Of 371 invited HNC patients we enrolled 240 randomizing 118 to the control group and 122 to the intervention program. Three participants were randomized by mistake and another two were excluded due to change in treatment plan leaving a total 235 participants. Seven baseline questionnaires went missing. Nineteen participants (8%) had dropped out, 12 (5%) died and 2 (0.9%) were terminal at 12-month follow-up, and another 26 (11%) were lost to follow-up for other reasons. For the intervention group most dropouts occurred during intervention, mainly due to disliking the PRT. Figure 3 shows the flow of participants through the study.
Table 1 indicates a well-balanced randomization with equally distributed baseline characteristics except for total radiotherapy dose where the intervention group received less total Gy. Mean age at inclusion was 63 years [range 38–88]. Most participants (60%) had oropharynx cancer and received concurrent chemo-radiotherapy (54%). Eight percent had primary surgery. It appears as if non-participants (n = 17) are older and more likely to be female, p16-negative and current smoker and to have oral cancer and primary surgery, but differences were not tested for significance.
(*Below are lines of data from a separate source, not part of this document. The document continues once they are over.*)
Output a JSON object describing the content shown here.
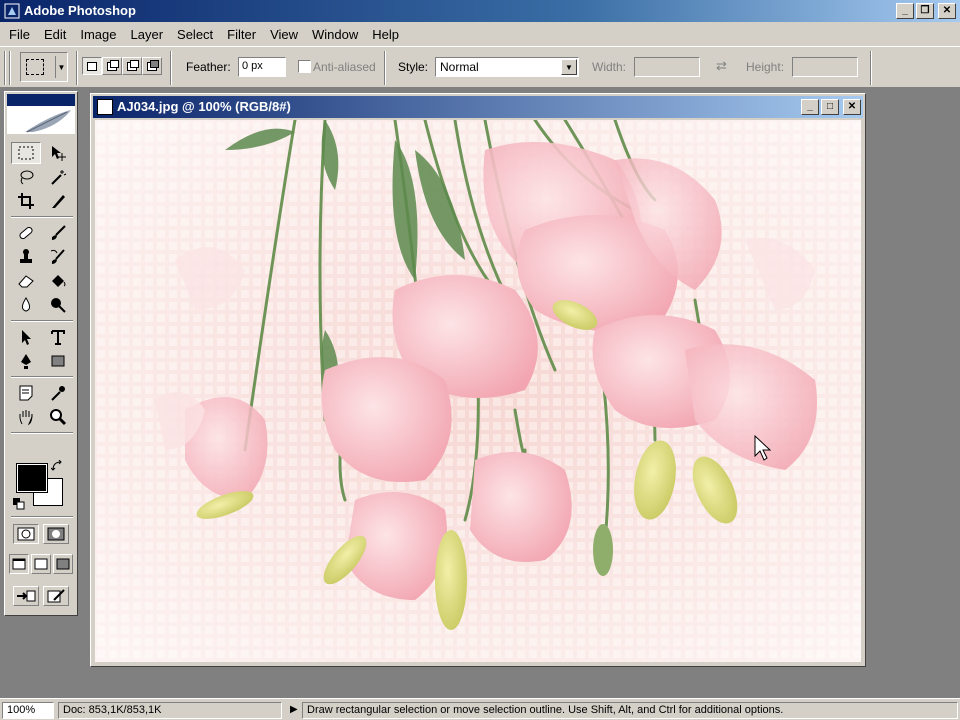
{
  "app": {
    "title": "Adobe Photoshop"
  },
  "window_buttons": {
    "minimize": "_",
    "restore": "❐",
    "close": "✕"
  },
  "menu": [
    "File",
    "Edit",
    "Image",
    "Layer",
    "Select",
    "Filter",
    "View",
    "Window",
    "Help"
  ],
  "options": {
    "feather_label": "Feather:",
    "feather_value": "0 px",
    "antialias_label": "Anti-aliased",
    "style_label": "Style:",
    "style_value": "Normal",
    "width_label": "Width:",
    "height_label": "Height:"
  },
  "document": {
    "title": "AJ034.jpg @ 100% (RGB/8#)"
  },
  "status": {
    "zoom": "100%",
    "doc_size": "Doc: 853,1K/853,1K",
    "message": "Draw rectangular selection or move selection outline.  Use Shift, Alt, and Ctrl for additional options."
  },
  "colors": {
    "title_start": "#0a246a",
    "title_end": "#a6caf0",
    "chrome": "#d4d0c8",
    "workspace": "#808080",
    "foreground": "#000000",
    "background": "#ffffff"
  }
}
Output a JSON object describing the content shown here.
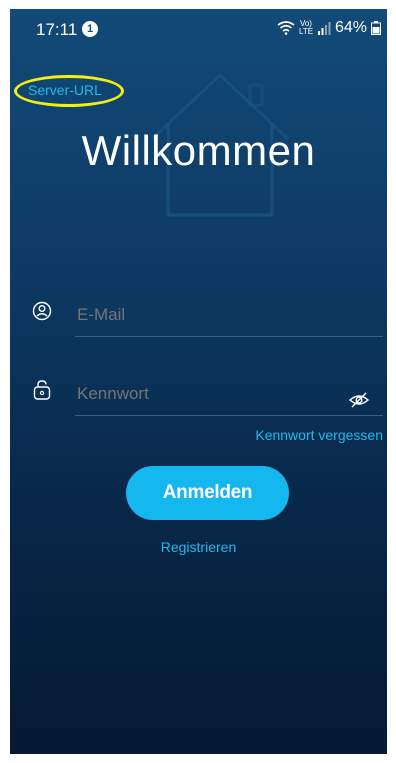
{
  "status_bar": {
    "time": "17:11",
    "notification_count": "1",
    "network_label": "Vo) LTE",
    "battery": "64%"
  },
  "header": {
    "server_url_link": "Server-URL",
    "title": "Willkommen"
  },
  "form": {
    "email_placeholder": "E-Mail",
    "password_placeholder": "Kennwort",
    "forgot_password": "Kennwort vergessen",
    "login_button": "Anmelden",
    "register_link": "Registrieren"
  },
  "colors": {
    "accent": "#14b8ee",
    "link": "#26b7ea",
    "highlight_ring": "#f4ef12",
    "background_top": "#124a78",
    "background_bottom": "#051a33"
  },
  "icons": {
    "email_field": "user-icon",
    "password_field": "lock-icon",
    "password_visibility": "eye-off-icon",
    "background": "house-icon"
  }
}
The overall results did not show differences between groups for the primary outcome (PAS), nor secondary outcomes with few exceptions. Participants in the intervention group had significantly better mouth opening (observed and experienced) and reported better social functioning, less pain on NRS, less anxiety, nausea & vomiting, appetite loss, constipation, and coughing at end-of-treatment, and less nausea and vomiting and senses problems 2 months after treatment. Conversely, the control group scored better on the MDADI functional domain at 2 and 6 months and had less pharyngeal residue 2 months after treatment (Table 2). The control group had better odds for normal gargle 1 year after treatment (online resource 2). Detailed tables of all binary outcomes can be found in online resource 2. Nasogastric tube placement was more frequent in the control group (55%) than in the intervention group (48%). Mean duration of tube dependence was 55 days (range 1–243) with no difference between groups (p = 0.63) (data not shown).
Due to the differing control groups at the two hospitals, we performed post hoc analyses each hospital separately; one analysis on the hospital with the non-active control group (n = 128) and one analysis on the hospital with an active control group (n = 107). For the hospital with the non-active control group, more outcomes showed significant differences between groups and several with significant differences at 1-year follow-up in favour on intervention group for mouth opening, depression, anxiety, pain on NRS and EORTC H&N35, insomnia and use of pain killers (Table 3). Analysing the hospital with an active control group, fewer outcomes showed significant differences between groups compared to the analyses on the full sample. Some differences between intervention and control group remained, however, although mainly at end-of-treatment (Table 4).
At baseline 15 (6%) participants presented with decreased swallow safety for liquid (PAS > 2), 21 (9%) had trismus, 66 (28%) was limited in their oral diet (FOIS ≤ 6), 7 (3%) dependent on tube feeding, 31 (13%) had impaired gargle function, 35 (15%) could not whistle and 23 (10%) had symptoms of depression (MDI ≥ 20). Figure 4 provides an overview of the development of impairment for both groups at all follow-ups. An elaborate table can be found in online resource 3. Raw data graphs on all outcomes and in four groups; intervention groups and control groups at each hospital, respectively, are provided in online resource 4.
There were no adverse events related to the swallowing intervention, and only few adverse events during or immediately after PRT: dyspnoea (n = 2), flare-up of old injury (n = 2), nausea and vomiting (n = 2), nerve- and muscle pain (n = 1), dizziness (n = 1), joint pain (n = 1).
Adherence to swallowing intervention was analysed on a sub-sample (n = 45) in another study . Participants were prescribed an average of 6.5 unique exercises [range 4–14], and median adherence to self-administered exercise was 78%. Median attendance to supervised sessions was 100% (range 53–100%) .
Fourteen participants provided comments in the questionnaires related to their satisfaction with the trial. Comments were divided into (1) improved motivation, (2) better coping with treatment, (3) a sense of limited late effects, (4) gratefulness for social and emotional support pointing to the benefits of the intervention outside the a priori decided outcomes.